SOLD trial confirms effectiveness of treatment options

Media release Medicines

PHARMAC is welcoming the presentation of results from the international SOLD trial, comparing short and long duration treatment with trastuzumab (Herceptin) for early HER 2-positive breast cancer.

The results were presented this morning (5.15am NZ time) at the San Antonio breast cancer symposium in Texas.

PHARMAC Chief Executive Steffan Crausaz says the treatment decisions for each person will be better informed as a result of this research, and the funding of these treatment options is unlikely to change.

“Patients in both treatment groups did very well with similar 5-year survival rates of well over 90%,” says Steffan Crausaz.

“Although survival rates were not statistically different, the study shows that a small proportion of patients do better with the longer course because there were 2.5% fewer recurrences of breast cancer after 5 years. However, there were also more patients with heart failure that needed to be managed in the longer-term treatment.”

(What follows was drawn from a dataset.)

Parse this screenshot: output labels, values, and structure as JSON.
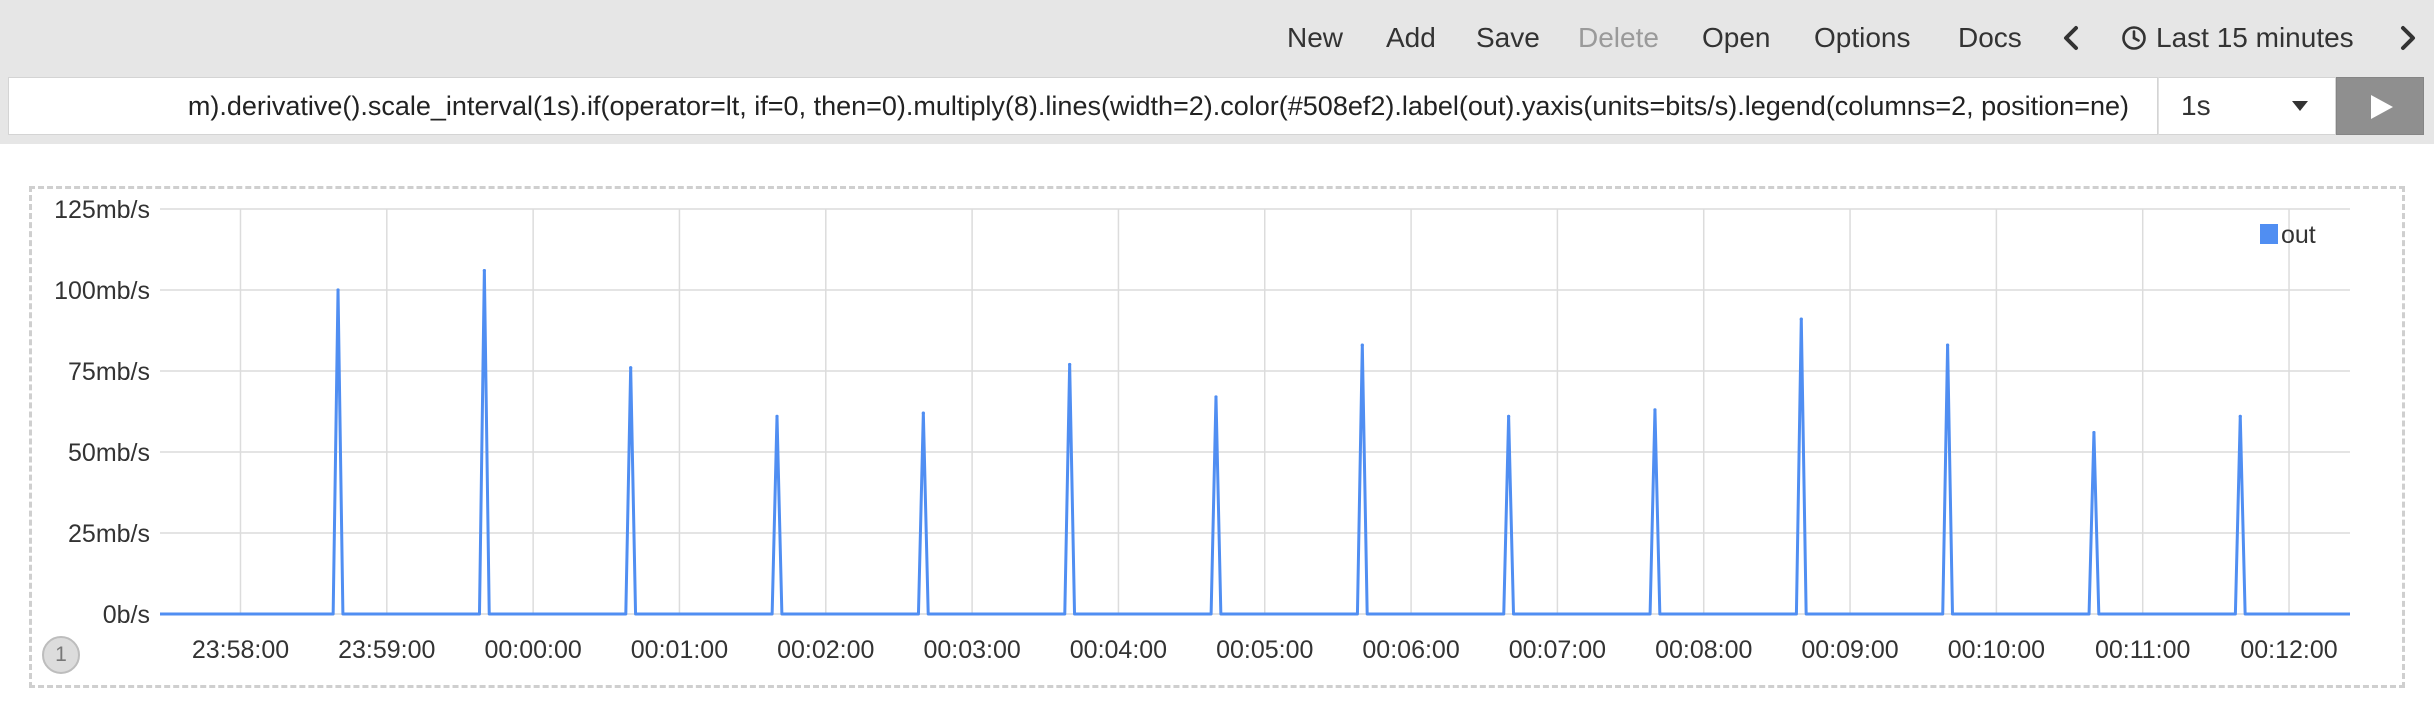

“This study confirms the results of earlier smaller trials which suggested that the effectiveness of a shorter course might be similar, but with reduced side effects, costs, and inconvenience for patients.”

Steffan Crausaz says PHARMAC currently funds both short and long duration courses of trastuzumab (Herceptin) and this would not be changing.

“PHARMAC is proud to have been a significant supporter of this research. This research will help patients and their cancer specialists weigh up the comparative health benefits, risks and convenience of the different approaches (3-6 infusions, compared to 17).”

The results being released are final results from a study comparing short or long duration of trastuzumab (9 weeks vs 52 weeks) at a breast cancer conference in the US. A full peer-reviewed publication of the results is anticipated. 120 of the 2176 patients were from New Zealand.

While we await the final publication of the results PHARMAC would like to acknowledge all the patients, doctors, and researchers that have participated, and especially to those from New Zealand. Of particular note is the work of Auckland-based oncologist Associate Professor Vernon Harvey, who is the New Zealand leader for the study.